Aquarone: Sure. This is certainly not the first time and the Israeli press has mentioned it although they haven’t mentioned the circumstances of the previous cases. In the past year we have had two cases. One case was when an UNRWA ambulance in the Zaytoun [neighborhood] in Gaza was commandeered by gunmen. We protested very strongly to the Palestinian Authority because this is of course completely unacceptable. These gunmen had jumped into an UNRWA ambulance carrying a wounded comrade and threatened our driver at gunpoint and forced him to drive them to the hospital. They entered the hospital but the fellow passed away.
This was a clear case of guns in an UNRWA ambulance but obviously in a manner that had threatened the lives of our own staff.
The Israeli government also accused UNRWA ambulances of carrying the body parts of Israeli soldiers. I think this was in Rafah. You can imagine that we take this kind of allegation very seriously and we immediately asked the Israeli authorities to give us any kind of information or evidence that this had happened - where, why, when, who, any pictures, any testimonies, etc. And they didn’t. On that occasion also, we asked for a retraction with an apology and of course it was not forthcoming.
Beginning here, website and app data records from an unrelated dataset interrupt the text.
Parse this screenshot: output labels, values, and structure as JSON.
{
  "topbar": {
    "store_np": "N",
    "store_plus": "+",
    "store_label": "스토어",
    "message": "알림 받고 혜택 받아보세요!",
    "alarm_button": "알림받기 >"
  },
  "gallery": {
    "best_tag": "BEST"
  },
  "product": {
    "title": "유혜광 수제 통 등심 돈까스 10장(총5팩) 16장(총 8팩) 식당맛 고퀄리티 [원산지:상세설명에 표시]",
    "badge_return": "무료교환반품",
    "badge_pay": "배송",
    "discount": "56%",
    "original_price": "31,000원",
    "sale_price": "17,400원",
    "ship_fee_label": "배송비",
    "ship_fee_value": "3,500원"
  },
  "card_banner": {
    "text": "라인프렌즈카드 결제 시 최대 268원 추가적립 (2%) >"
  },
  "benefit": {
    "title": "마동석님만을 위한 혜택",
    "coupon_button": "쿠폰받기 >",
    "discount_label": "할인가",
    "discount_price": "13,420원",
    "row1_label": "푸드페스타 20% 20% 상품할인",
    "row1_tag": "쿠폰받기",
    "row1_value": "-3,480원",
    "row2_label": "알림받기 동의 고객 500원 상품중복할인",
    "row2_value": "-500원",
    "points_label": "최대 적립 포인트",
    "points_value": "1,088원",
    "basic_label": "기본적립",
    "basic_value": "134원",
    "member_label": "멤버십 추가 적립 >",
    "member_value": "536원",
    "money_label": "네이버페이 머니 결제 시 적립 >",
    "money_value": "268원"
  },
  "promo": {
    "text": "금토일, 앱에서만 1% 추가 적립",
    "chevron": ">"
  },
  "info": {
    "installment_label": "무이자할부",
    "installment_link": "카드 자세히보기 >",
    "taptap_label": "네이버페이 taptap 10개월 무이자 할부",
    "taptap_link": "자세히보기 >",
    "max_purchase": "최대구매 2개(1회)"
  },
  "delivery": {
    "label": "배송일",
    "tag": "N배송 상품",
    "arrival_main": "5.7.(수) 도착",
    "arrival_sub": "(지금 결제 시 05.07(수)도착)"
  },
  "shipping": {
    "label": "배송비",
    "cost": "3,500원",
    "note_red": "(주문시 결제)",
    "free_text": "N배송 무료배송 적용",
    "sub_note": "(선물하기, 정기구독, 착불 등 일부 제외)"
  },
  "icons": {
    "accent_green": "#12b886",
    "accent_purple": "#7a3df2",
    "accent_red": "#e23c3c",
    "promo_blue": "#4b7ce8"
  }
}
PR: Do you think that Israel is trying to discredit UNRWA at this time in particular to allow its forces a freer hand in their operations in Gaza?
Aquarone: That is not really for me to say. There are all sorts of theories, which you can imagine colleagues are musing about as to why this is happening now or why at all. And also, why on the basis of such a flimsy story? It is not just us, even people from outside who have seen the film had absolutely no doubt the minute they saw the film that this was not a rocket. It didn’t look at all like a rocket and nobody would throw a rocket into a car in that manner, I don’t think.
It is worrying and it is very distracting for us in this case. We have other work to do and we are concerned. We attempt to have the best possible relations with Israel in everything we do. We need their cooperation to do our job. We need them to help us out to ensure access and to ensure our safety, which is also their responsibility.
We acknowledge their right and their obligation to ensure the safety of their people so we feel very uncomfortable because others are trying to drag us into a conflict when we are not part of this conflict. We are an organization that has been set up in order to alleviate the effects of this conflict. We have a lot of international staff that are hugely committed and impressive in the selfless way in which they do the job at hand. This is also the case with the commissioner general himself.
PR: How much can UNRWA do at present with the situation in Gaza?
Aquarone: The situation is very bad in the entire northern part of the Strip. There are huge numbers of tanks and there is considerable destruction and loss of life. We are trying to bring in food and supplies for those who need it. You can imagine that there is no food coming in or going out at this point. It is very difficult to get into Jabaliya but whenever it opens or whenever there is a possibility, we are automatically the first ones who manage to get in.
This article was originally published October 6, 2004, by Palestine Report, found at www.palestinereport.org. Also in this week’s edition: PR reports on the battle to survive in Jabaliya and asks what America might gain from an assassination in Damascus.